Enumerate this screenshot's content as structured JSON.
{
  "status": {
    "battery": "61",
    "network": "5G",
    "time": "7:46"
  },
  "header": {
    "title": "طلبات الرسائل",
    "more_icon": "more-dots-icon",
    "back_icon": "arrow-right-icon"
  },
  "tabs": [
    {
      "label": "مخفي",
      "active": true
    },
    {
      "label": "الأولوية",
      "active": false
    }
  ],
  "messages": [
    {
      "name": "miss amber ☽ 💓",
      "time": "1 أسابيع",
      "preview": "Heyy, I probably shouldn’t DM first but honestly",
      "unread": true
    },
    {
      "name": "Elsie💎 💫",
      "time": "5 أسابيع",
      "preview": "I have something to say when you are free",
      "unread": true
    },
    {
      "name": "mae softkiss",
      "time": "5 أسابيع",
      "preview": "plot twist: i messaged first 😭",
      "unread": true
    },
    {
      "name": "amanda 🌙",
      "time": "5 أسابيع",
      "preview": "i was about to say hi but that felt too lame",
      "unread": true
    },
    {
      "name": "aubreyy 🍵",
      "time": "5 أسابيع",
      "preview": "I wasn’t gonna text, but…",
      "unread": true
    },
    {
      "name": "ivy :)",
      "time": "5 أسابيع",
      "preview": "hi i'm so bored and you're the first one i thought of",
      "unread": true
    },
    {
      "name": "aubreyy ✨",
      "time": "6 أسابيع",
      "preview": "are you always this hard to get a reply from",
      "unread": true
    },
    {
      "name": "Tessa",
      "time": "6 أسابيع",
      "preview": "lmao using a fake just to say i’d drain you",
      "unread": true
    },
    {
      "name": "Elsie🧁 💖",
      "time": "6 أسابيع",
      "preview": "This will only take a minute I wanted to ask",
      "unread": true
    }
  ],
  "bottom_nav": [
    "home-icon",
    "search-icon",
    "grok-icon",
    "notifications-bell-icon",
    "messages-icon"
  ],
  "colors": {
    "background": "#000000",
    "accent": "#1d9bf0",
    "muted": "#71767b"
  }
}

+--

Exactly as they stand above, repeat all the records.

Enumerate this screenshot's content as structured JSON.
{
  "status": {
    "battery": "61",
    "network": "5G",
    "time": "7:46"
  },
  "header": {
    "title": "طلبات الرسائل",
    "more_icon": "more-dots-icon",
    "back_icon": "arrow-right-icon"
  },
  "tabs": [
    {
      "label": "مخفي",
      "active": true
    },
    {
      "label": "الأولوية",
      "active": false
    }
  ],
  "messages": [
    {
      "name": "miss amber ☽ 💓",
      "time": "1 أسابيع",
      "preview": "Heyy, I probably shouldn’t DM first but honestly",
      "unread": true
    },
    {
      "name": "Elsie💎 💫",
      "time": "5 أسابيع",
      "preview": "I have something to say when you are free",
      "unread": true
    },
    {
      "name": "mae softkiss",
      "time": "5 أسابيع",
      "preview": "plot twist: i messaged first 😭",
      "unread": true
    },
    {
      "name": "amanda 🌙",
      "time": "5 أسابيع",
      "preview": "i was about to say hi but that felt too lame",
      "unread": true
    },
    {
      "name": "aubreyy 🍵",
      "time": "5 أسابيع",
      "preview": "I wasn’t gonna text, but…",
      "unread": true
    },
    {
      "name": "ivy :)",
      "time": "5 أسابيع",
      "preview": "hi i'm so bored and you're the first one i thought of",
      "unread": true
    },
    {
      "name": "aubreyy ✨",
      "time": "6 أسابيع",
      "preview": "are you always this hard to get a reply from",
      "unread": true
    },
    {
      "name": "Tessa",
      "time": "6 أسابيع",
      "preview": "lmao using a fake just to say i’d drain you",
      "unread": true
    },
    {
      "name": "Elsie🧁 💖",
      "time": "6 أسابيع",
      "preview": "This will only take a minute I wanted to ask",
      "unread": true
    }
  ],
  "bottom_nav": [
    "home-icon",
    "search-icon",
    "grok-icon",
    "notifications-bell-icon",
    "messages-icon"
  ],
  "colors": {
    "background": "#000000",
    "accent": "#1d9bf0",
    "muted": "#71767b"
  }
}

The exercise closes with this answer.